He doesn’t quite put his finger on it but he points to the fact that emptiness is actually used to describe two different things. Seeing that frees is pointing towards emptiness as an adjective. Seeing that frees is pointing towards emptiness as a noun, or spaciousness as I like to call it.
Emptiness is actually used to describe several overlapping things, but these are two of the main ones.
I think I’m the first person to perceive this distinction clearly. I have written a comprehensive series of blog posts on this here:
- What does emptiness mean?
- When emptiness becomes richness
- Tuning in to space in meditation
You can also read my guide on imaginal practice here.
This one is hard to teach remotely as it is a felt-sense of feeling safe enough to express whatever we feel in our body without disassociating from it.
It can be through guided meditations that make us feel safe and held enough to be present in a pleasant way or it can involve accessing the parts of ourselves that we’ve shut off and processing the trauma that is held there.
I aim to help people do this by encouraging people to create safe spaces and offer themselves compassionate presence. My writing and approach is very allowing; I try to convey that whatever people need to feel is welcome, but unless we have felt this compassionate presence in person, it is difficult to open to it ourselves.
Wim Hof, has almost the opposite approach. He teaches how to take your body out of its comfort zone, in order to increase your sense of safety that way. This is really valid and helpful too.
I really enjoyed this Michael Taft podcast, ‘Awakening and the Path of Liberation with Dan Brown‘. He talked about the process of full awakening to Buddhahood, which resonated with my journey, and touched on some important topics such as silent retreats not being supportive for achieving awakening, that psychotherapy and meditation are achieving the same thing, that you have to let the path change your life and behaviour and the importance of finding people who can guide us on the path.
The only thing I think it is worth pointing out is that when he says it is possible to remove negative experiences, I presume that he means it is possible to eliminate the mind’s negative valence, i.e. people will still feel pain and heart-ache they just don’t think that it is wrong or resist it. The heart and the body don’t distinguish between good and bad sensations or emotions so the only possible way to remove ‘negative’ ones would be to numb out all emotions.

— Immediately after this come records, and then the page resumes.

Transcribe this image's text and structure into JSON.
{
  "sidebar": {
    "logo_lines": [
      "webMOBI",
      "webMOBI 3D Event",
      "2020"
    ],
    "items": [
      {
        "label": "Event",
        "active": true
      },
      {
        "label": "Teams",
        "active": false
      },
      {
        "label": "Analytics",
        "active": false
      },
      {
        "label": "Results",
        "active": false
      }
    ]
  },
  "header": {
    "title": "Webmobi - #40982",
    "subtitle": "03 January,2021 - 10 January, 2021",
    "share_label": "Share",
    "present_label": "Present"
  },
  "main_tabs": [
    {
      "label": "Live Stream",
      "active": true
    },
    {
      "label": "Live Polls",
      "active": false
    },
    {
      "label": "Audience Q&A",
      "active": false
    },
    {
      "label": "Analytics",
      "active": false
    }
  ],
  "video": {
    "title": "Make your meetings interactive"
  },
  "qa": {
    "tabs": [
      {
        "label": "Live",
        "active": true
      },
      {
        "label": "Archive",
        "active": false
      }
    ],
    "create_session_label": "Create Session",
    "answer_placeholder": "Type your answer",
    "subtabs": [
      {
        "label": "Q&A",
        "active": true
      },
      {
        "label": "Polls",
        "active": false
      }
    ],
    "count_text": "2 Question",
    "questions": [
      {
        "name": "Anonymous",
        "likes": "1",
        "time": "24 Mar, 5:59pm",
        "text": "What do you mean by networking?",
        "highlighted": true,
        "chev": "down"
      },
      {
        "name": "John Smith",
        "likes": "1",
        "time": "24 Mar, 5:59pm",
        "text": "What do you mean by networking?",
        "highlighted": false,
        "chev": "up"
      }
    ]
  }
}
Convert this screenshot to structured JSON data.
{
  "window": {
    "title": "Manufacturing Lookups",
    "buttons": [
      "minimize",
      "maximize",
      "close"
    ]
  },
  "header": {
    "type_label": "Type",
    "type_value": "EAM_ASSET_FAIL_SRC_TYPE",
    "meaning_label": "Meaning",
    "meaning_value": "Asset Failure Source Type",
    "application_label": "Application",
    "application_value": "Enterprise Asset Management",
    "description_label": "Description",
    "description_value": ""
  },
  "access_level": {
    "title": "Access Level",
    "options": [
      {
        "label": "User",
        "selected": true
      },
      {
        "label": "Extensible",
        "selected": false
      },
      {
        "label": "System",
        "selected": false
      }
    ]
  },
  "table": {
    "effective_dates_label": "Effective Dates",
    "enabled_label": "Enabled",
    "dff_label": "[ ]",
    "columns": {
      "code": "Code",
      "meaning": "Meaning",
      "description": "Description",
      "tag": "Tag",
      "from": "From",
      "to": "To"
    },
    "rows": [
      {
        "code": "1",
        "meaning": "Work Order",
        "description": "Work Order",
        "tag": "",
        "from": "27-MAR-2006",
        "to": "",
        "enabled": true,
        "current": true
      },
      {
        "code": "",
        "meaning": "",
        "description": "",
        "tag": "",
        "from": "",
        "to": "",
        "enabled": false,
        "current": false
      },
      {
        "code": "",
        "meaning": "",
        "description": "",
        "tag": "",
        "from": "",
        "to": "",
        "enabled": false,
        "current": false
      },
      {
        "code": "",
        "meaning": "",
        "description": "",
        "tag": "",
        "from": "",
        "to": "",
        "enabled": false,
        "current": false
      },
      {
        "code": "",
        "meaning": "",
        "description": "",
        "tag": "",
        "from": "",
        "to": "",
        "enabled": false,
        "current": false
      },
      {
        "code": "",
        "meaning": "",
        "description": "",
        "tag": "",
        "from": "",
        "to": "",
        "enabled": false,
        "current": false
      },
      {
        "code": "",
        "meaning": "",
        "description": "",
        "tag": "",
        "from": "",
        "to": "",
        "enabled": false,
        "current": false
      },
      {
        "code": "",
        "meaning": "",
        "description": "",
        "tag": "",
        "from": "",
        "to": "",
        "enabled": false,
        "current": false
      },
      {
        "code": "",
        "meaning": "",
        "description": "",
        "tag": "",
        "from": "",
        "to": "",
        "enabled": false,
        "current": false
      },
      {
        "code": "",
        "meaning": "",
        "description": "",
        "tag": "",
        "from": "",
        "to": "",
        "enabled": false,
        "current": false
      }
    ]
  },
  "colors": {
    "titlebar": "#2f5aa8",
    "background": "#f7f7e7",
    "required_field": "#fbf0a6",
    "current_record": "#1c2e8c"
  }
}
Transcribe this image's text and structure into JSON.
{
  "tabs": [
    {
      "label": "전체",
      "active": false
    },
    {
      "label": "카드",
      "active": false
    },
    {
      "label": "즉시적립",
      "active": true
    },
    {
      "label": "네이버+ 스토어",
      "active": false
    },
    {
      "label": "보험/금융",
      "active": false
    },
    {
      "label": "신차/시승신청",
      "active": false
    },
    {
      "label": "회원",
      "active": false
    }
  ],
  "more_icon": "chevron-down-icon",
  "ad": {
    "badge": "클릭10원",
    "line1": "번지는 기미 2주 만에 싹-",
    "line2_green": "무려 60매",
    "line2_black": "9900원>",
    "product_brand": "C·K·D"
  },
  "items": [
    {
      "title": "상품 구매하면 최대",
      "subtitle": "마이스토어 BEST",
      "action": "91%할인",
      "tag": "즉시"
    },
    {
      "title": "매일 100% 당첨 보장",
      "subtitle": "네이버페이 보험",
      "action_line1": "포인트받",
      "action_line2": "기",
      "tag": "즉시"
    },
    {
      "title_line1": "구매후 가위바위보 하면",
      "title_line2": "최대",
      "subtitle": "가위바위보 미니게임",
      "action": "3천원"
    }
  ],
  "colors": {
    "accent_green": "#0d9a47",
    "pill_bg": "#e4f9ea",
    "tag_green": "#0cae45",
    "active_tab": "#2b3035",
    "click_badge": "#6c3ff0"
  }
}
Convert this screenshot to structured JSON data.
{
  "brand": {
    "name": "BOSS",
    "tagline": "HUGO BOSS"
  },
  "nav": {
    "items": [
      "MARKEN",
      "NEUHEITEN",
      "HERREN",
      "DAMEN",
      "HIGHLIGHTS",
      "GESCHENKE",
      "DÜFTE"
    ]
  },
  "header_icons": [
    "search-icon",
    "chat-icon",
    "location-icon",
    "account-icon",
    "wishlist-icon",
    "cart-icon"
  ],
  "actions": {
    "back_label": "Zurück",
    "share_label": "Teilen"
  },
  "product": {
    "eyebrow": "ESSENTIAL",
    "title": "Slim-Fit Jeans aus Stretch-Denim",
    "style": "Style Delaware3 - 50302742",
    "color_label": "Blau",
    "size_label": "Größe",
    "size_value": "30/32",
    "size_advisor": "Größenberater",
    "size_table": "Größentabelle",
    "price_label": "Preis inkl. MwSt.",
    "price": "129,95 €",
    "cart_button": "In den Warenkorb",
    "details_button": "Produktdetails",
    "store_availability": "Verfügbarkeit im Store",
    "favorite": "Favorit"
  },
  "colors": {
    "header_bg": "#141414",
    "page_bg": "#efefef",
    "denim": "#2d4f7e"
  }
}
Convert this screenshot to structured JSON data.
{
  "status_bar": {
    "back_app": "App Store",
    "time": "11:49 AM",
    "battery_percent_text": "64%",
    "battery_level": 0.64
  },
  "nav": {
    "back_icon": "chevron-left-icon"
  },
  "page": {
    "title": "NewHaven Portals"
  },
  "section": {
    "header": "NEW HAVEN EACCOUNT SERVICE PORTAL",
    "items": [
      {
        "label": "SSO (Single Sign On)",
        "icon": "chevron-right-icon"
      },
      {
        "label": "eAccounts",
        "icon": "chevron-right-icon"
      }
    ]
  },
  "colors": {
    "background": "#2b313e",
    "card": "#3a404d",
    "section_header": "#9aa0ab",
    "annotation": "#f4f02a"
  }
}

I feel this needs to be explicit for people to get it.
Awakening the Darkness of the Soul
I feel this unique part of my awakening holds a deeply important message for and understanding of humanity.
There is at least a drop of darkness present in every moment of experience and it is a lot more honest and helpful if spirituality can accept this and stop trying to tell people that they just need to wake up and get better at meditating in order to solve all their pain and heart-ache. Life is genuinely very hard for most people and we’re all just trying to get to a place where we feel seen enough, loved enough and happy enough for us to relax into it. Embracing our darkness makes it a lot easier for us to do this.
‘The devil wants to know if you’re going down or up
Easy I know what my speech will be
I want to go to heaven for the weather
and hell for the company.’